When buying a home, there are two stages in the home loan approval process.
Stage 1 starts when a homebuyer submits a mortgage application to his loan officer for a pre-approval.
A pre-approval is a “walk-through” mortgage approval that says — at a given purchase price and downpayment amount — the home loan application will very likely be approved.
Stage 1 ends when the buyer signs a purchase contract on a home. At this point, the “walk-through” approval is useless because the buyer now needs a real home loan approval from an underwriter and not a loan officer.
Thus begins Stage 2.
During the second phase of the approval process, a mortgage underwriter is reviewing income, assets, credit, job history, and other items, too; the underwriters job is to make sure that the buyer meets the bank’s criteria for lending.
If the loan officer did his job in Stage 1, Stage 2 is just a formality. And most times, it all goes according to plan.
Occasionally, though, a homebuyer sabotages his own mortgage approval by inadvertently changing his “risk profile”. It doesn’t happen on purpose, of course — it just happens.

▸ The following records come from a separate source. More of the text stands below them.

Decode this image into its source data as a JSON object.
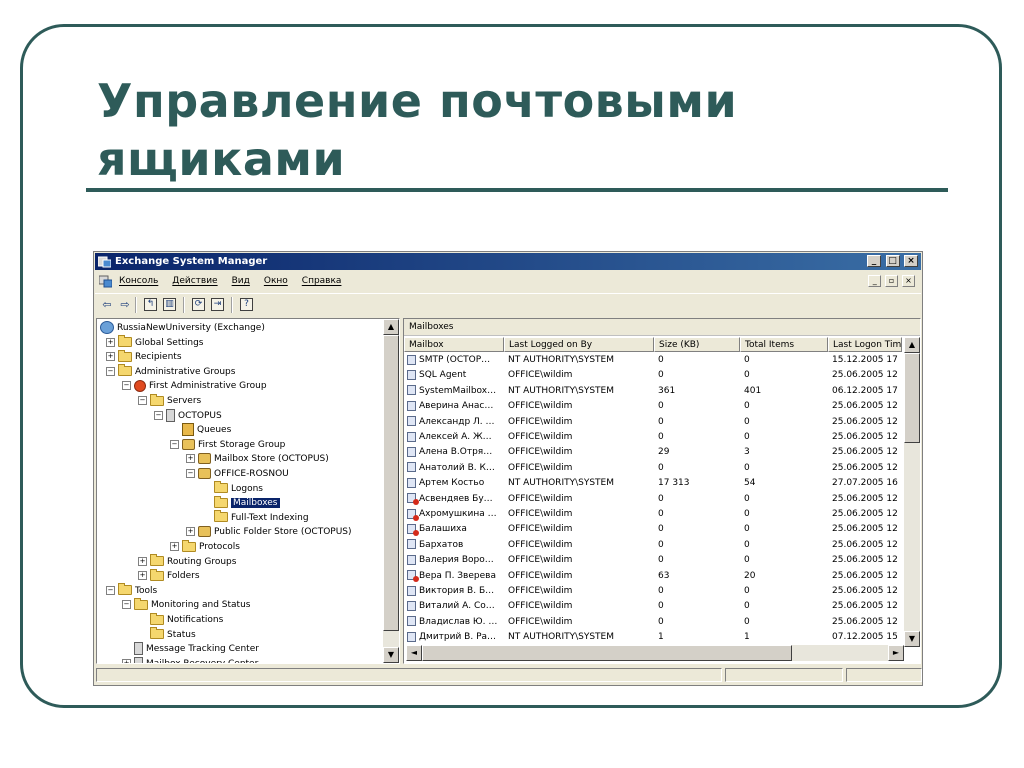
{
  "slide": {
    "title_line1": "Управление почтовыми",
    "title_line2": "ящиками",
    "colors": {
      "accent": "#2e5b59",
      "title_bar": "#0a246a",
      "selection": "#0a246a"
    }
  },
  "window": {
    "title": "Exchange System Manager",
    "caption_buttons": {
      "minimize": "_",
      "maximize": "□",
      "close": "×"
    },
    "menu": [
      "Консоль",
      "Действие",
      "Вид",
      "Окно",
      "Справка"
    ],
    "mdi_buttons": {
      "minimize": "_",
      "restore": "▫",
      "close": "×"
    },
    "toolbar": [
      {
        "name": "back-icon",
        "glyph": "⇦"
      },
      {
        "name": "forward-icon",
        "glyph": "⇨"
      },
      {
        "name": "up-folder-icon",
        "glyph": "↰"
      },
      {
        "name": "show-hide-tree-icon",
        "glyph": "▥"
      },
      {
        "name": "refresh-icon",
        "glyph": "⟳"
      },
      {
        "name": "export-list-icon",
        "glyph": "⇥"
      },
      {
        "name": "help-icon",
        "glyph": "?"
      }
    ]
  },
  "tree": [
    {
      "label": "RussiaNewUniversity (Exchange)",
      "expander": "",
      "icon": "globe"
    },
    {
      "label": "Global Settings",
      "expander": "+",
      "icon": "folder"
    },
    {
      "label": "Recipients",
      "expander": "+",
      "icon": "folder"
    },
    {
      "label": "Administrative Groups",
      "expander": "−",
      "icon": "folder"
    },
    {
      "label": "First Administrative Group",
      "expander": "−",
      "icon": "group"
    },
    {
      "label": "Servers",
      "expander": "−",
      "icon": "folder"
    },
    {
      "label": "OCTOPUS",
      "expander": "−",
      "icon": "server"
    },
    {
      "label": "Queues",
      "expander": "",
      "icon": "queue"
    },
    {
      "label": "First Storage Group",
      "expander": "−",
      "icon": "store"
    },
    {
      "label": "Mailbox Store (OCTOPUS)",
      "expander": "+",
      "icon": "store"
    },
    {
      "label": "OFFICE-ROSNOU",
      "expander": "−",
      "icon": "store"
    },
    {
      "label": "Logons",
      "expander": "",
      "icon": "folder"
    },
    {
      "label": "Mailboxes",
      "expander": "",
      "icon": "folder",
      "selected": true
    },
    {
      "label": "Full-Text Indexing",
      "expander": "",
      "icon": "folder"
    },
    {
      "label": "Public Folder Store (OCTOPUS)",
      "expander": "+",
      "icon": "store"
    },
    {
      "label": "Protocols",
      "expander": "+",
      "icon": "folder"
    },
    {
      "label": "Routing Groups",
      "expander": "+",
      "icon": "folder"
    },
    {
      "label": "Folders",
      "expander": "+",
      "icon": "folder"
    },
    {
      "label": "Tools",
      "expander": "−",
      "icon": "folder"
    },
    {
      "label": "Monitoring and Status",
      "expander": "−",
      "icon": "folder"
    },
    {
      "label": "Notifications",
      "expander": "",
      "icon": "folder"
    },
    {
      "label": "Status",
      "expander": "",
      "icon": "folder"
    },
    {
      "label": "Message Tracking Center",
      "expander": "",
      "icon": "server"
    },
    {
      "label": "Mailbox Recovery Center",
      "expander": "+",
      "icon": "server"
    }
  ],
  "list": {
    "caption": "Mailboxes",
    "columns": [
      "Mailbox",
      "Last Logged on By",
      "Size (KB)",
      "Total Items",
      "Last Logon Time"
    ],
    "rows": [
      {
        "mailbox": "SMTP (OCTOP…",
        "by": "NT AUTHORITY\\SYSTEM",
        "size": "0",
        "items": "0",
        "logon": "15.12.2005 17",
        "err": false
      },
      {
        "mailbox": "SQL Agent",
        "by": "OFFICE\\wildim",
        "size": "0",
        "items": "0",
        "logon": "25.06.2005 12",
        "err": false
      },
      {
        "mailbox": "SystemMailbox…",
        "by": "NT AUTHORITY\\SYSTEM",
        "size": "361",
        "items": "401",
        "logon": "06.12.2005 17",
        "err": false
      },
      {
        "mailbox": "Аверина Анас…",
        "by": "OFFICE\\wildim",
        "size": "0",
        "items": "0",
        "logon": "25.06.2005 12",
        "err": false
      },
      {
        "mailbox": "Александр Л. …",
        "by": "OFFICE\\wildim",
        "size": "0",
        "items": "0",
        "logon": "25.06.2005 12",
        "err": false
      },
      {
        "mailbox": "Алексей А. Ж…",
        "by": "OFFICE\\wildim",
        "size": "0",
        "items": "0",
        "logon": "25.06.2005 12",
        "err": false
      },
      {
        "mailbox": "Алена В.Отря…",
        "by": "OFFICE\\wildim",
        "size": "29",
        "items": "3",
        "logon": "25.06.2005 12",
        "err": false
      },
      {
        "mailbox": "Анатолий В. К…",
        "by": "OFFICE\\wildim",
        "size": "0",
        "items": "0",
        "logon": "25.06.2005 12",
        "err": false
      },
      {
        "mailbox": "Артем Костьо",
        "by": "NT AUTHORITY\\SYSTEM",
        "size": "17 313",
        "items": "54",
        "logon": "27.07.2005 16",
        "err": false
      },
      {
        "mailbox": "Асвендяев Бу…",
        "by": "OFFICE\\wildim",
        "size": "0",
        "items": "0",
        "logon": "25.06.2005 12",
        "err": true
      },
      {
        "mailbox": "Ахромушкина …",
        "by": "OFFICE\\wildim",
        "size": "0",
        "items": "0",
        "logon": "25.06.2005 12",
        "err": true
      },
      {
        "mailbox": "Балашиха",
        "by": "OFFICE\\wildim",
        "size": "0",
        "items": "0",
        "logon": "25.06.2005 12",
        "err": true
      },
      {
        "mailbox": "Бархатов",
        "by": "OFFICE\\wildim",
        "size": "0",
        "items": "0",
        "logon": "25.06.2005 12",
        "err": false
      },
      {
        "mailbox": "Валерия Воро…",
        "by": "OFFICE\\wildim",
        "size": "0",
        "items": "0",
        "logon": "25.06.2005 12",
        "err": false
      },
      {
        "mailbox": "Вера П. Зверева",
        "by": "OFFICE\\wildim",
        "size": "63",
        "items": "20",
        "logon": "25.06.2005 12",
        "err": true
      },
      {
        "mailbox": "Виктория В. Б…",
        "by": "OFFICE\\wildim",
        "size": "0",
        "items": "0",
        "logon": "25.06.2005 12",
        "err": false
      },
      {
        "mailbox": "Виталий А. Со…",
        "by": "OFFICE\\wildim",
        "size": "0",
        "items": "0",
        "logon": "25.06.2005 12",
        "err": false
      },
      {
        "mailbox": "Владислав Ю. …",
        "by": "OFFICE\\wildim",
        "size": "0",
        "items": "0",
        "logon": "25.06.2005 12",
        "err": false
      },
      {
        "mailbox": "Дмитрий В. Ра…",
        "by": "NT AUTHORITY\\SYSTEM",
        "size": "1",
        "items": "1",
        "logon": "07.12.2005 15",
        "err": false
      }
    ]
  }
}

So, consider this a quick primer of what not to do while you’re between Stage 1 and the completion of Stage 2 of the home loan approval process. Following these pointers will help keep the risk profile consistent.
- Don’t buy a new car (or take on a larger lease payment)
- Don’t quit your job or change industries (and certainly don’t switch to a heavily commissioned role)
- Don’t transfer large sums of money into or out from your bank accounts (and remember that “large” is relative)
- Don’t miss a payment to a creditor (even if you don’t think you owe it)
- Don’t open a new credit card (even if you’re getting 10% off your new bedding)
- Don’t accept a cash gift without talking to your loan officer first (because there’s rules on how to accept them)
There’s other items, too, but this a good start.
Now, avoiding these mistakes may not be practical for everyone. Therefore, if you know you’re going to violate a “rule”, check with your loan officer first.
There are a lot of “gotchas” in mortgage lending and it helps to have professional guidance for your individual questions.